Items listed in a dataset
++++++++++++++++++++

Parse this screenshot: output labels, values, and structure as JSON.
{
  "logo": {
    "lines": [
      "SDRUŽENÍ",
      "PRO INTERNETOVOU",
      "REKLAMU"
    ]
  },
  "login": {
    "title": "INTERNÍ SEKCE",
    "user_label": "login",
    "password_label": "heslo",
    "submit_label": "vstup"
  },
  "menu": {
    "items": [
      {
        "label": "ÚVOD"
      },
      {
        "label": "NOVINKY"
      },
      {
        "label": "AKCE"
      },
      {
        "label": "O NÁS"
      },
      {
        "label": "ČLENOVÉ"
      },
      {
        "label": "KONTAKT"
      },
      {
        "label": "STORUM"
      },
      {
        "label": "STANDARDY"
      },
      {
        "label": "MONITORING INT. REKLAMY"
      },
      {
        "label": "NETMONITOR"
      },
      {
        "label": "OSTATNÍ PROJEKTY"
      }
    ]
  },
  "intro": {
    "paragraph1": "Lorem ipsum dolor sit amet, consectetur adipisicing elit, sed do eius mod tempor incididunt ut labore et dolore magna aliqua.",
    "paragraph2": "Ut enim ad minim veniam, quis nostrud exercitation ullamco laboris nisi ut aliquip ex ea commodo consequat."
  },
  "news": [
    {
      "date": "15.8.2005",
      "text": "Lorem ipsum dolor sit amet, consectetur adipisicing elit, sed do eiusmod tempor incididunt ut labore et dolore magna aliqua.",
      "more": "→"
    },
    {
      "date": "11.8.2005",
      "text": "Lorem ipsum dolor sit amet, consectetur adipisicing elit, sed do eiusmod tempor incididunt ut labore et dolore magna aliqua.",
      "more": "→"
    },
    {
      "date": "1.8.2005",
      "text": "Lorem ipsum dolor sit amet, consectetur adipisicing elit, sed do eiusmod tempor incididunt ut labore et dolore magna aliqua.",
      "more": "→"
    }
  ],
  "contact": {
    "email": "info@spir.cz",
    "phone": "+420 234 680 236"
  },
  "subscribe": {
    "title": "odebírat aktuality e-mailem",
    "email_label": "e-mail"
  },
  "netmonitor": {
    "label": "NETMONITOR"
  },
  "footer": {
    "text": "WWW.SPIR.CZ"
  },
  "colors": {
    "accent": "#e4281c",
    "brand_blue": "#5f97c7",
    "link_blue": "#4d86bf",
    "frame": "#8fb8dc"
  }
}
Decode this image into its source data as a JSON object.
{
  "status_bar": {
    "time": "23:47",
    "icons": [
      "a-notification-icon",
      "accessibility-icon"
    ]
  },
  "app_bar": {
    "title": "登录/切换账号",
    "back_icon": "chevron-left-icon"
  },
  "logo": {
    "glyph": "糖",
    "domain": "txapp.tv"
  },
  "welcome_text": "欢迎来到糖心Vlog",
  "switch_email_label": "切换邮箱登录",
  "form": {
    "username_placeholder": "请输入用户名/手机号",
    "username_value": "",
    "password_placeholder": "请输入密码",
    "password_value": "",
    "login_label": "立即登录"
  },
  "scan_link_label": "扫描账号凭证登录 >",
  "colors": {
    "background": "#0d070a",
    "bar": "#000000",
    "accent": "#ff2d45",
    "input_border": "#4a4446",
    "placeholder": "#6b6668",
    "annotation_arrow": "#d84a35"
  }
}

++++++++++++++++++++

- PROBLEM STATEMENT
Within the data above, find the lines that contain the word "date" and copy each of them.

- RESPONSE TO THIS TASK
      "date": "15.8.2005",
      "date": "11.8.2005",
      "date": "1.8.2005",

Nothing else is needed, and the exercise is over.